Task description: Copy every line of the data exactly, leaving nothing out.

Records to process:

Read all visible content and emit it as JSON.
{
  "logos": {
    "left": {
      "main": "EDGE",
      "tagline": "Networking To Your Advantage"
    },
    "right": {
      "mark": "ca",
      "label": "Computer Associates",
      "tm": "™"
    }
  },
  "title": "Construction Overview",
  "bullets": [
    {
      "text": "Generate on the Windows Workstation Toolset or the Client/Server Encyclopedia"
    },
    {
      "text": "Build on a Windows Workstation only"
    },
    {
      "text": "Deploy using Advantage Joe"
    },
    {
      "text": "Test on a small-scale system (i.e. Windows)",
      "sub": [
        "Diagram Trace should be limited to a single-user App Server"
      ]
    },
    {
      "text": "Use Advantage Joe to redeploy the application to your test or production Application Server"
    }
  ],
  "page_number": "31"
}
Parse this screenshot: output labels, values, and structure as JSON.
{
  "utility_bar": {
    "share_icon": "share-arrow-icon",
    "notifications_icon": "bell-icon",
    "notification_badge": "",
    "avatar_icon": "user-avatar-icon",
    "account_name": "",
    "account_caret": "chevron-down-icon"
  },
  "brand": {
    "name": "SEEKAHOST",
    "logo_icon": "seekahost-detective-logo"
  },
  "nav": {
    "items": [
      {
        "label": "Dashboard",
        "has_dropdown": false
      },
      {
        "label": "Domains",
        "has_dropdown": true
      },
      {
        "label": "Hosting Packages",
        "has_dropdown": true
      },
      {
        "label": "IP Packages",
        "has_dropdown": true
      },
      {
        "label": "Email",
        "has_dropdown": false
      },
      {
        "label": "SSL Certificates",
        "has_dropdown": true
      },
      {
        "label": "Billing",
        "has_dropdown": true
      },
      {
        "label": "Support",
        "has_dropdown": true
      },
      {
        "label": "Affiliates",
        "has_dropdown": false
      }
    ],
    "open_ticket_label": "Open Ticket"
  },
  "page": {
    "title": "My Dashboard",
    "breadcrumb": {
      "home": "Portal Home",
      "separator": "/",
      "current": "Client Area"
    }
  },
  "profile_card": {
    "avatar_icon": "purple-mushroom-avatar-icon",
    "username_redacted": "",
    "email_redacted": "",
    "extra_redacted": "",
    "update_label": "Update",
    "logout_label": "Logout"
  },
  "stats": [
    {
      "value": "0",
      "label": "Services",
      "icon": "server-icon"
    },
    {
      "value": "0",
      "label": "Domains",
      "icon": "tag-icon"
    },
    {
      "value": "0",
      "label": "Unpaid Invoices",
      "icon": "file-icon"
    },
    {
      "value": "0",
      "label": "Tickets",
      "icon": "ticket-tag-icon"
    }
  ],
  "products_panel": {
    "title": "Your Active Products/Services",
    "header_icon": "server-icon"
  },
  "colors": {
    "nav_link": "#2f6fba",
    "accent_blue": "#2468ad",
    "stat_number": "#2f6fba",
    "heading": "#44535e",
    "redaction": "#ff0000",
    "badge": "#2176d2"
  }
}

Solved problem:
Read all visible content and emit it as JSON.
{
  "logos": {
    "left": {
      "main": "EDGE",
      "tagline": "Networking To Your Advantage"
    },
    "right": {
      "mark": "ca",
      "label": "Computer Associates",
      "tm": "™"
    }
  },
  "title": "Construction Overview",
  "bullets": [
    {
      "text": "Generate on the Windows Workstation Toolset or the Client/Server Encyclopedia"
    },
    {
      "text": "Build on a Windows Workstation only"
    },
    {
      "text": "Deploy using Advantage Joe"
    },
    {
      "text": "Test on a small-scale system (i.e. Windows)",
      "sub": [
        "Diagram Trace should be limited to a single-user App Server"
      ]
    },
    {
      "text": "Use Advantage Joe to redeploy the application to your test or production Application Server"
    }
  ],
  "page_number": "31"
}
Parse this screenshot: output labels, values, and structure as JSON.
{
  "utility_bar": {
    "share_icon": "share-arrow-icon",
    "notifications_icon": "bell-icon",
    "notification_badge": "",
    "avatar_icon": "user-avatar-icon",
    "account_name": "",
    "account_caret": "chevron-down-icon"
  },
  "brand": {
    "name": "SEEKAHOST",
    "logo_icon": "seekahost-detective-logo"
  },
  "nav": {
    "items": [
      {
        "label": "Dashboard",
        "has_dropdown": false
      },
      {
        "label": "Domains",
        "has_dropdown": true
      },
      {
        "label": "Hosting Packages",
        "has_dropdown": true
      },
      {
        "label": "IP Packages",
        "has_dropdown": true
      },
      {
        "label": "Email",
        "has_dropdown": false
      },
      {
        "label": "SSL Certificates",
        "has_dropdown": true
      },
      {
        "label": "Billing",
        "has_dropdown": true
      },
      {
        "label": "Support",
        "has_dropdown": true
      },
      {
        "label": "Affiliates",
        "has_dropdown": false
      }
    ],
    "open_ticket_label": "Open Ticket"
  },
  "page": {
    "title": "My Dashboard",
    "breadcrumb": {
      "home": "Portal Home",
      "separator": "/",
      "current": "Client Area"
    }
  },
  "profile_card": {
    "avatar_icon": "purple-mushroom-avatar-icon",
    "username_redacted": "",
    "email_redacted": "",
    "extra_redacted": "",
    "update_label": "Update",
    "logout_label": "Logout"
  },
  "stats": [
    {
      "value": "0",
      "label": "Services",
      "icon": "server-icon"
    },
    {
      "value": "0",
      "label": "Domains",
      "icon": "tag-icon"
    },
    {
      "value": "0",
      "label": "Unpaid Invoices",
      "icon": "file-icon"
    },
    {
      "value": "0",
      "label": "Tickets",
      "icon": "ticket-tag-icon"
    }
  ],
  "products_panel": {
    "title": "Your Active Products/Services",
    "header_icon": "server-icon"
  },
  "colors": {
    "nav_link": "#2f6fba",
    "accent_blue": "#2468ad",
    "stat_number": "#2f6fba",
    "heading": "#44535e",
    "redaction": "#ff0000",
    "badge": "#2176d2"
  }
}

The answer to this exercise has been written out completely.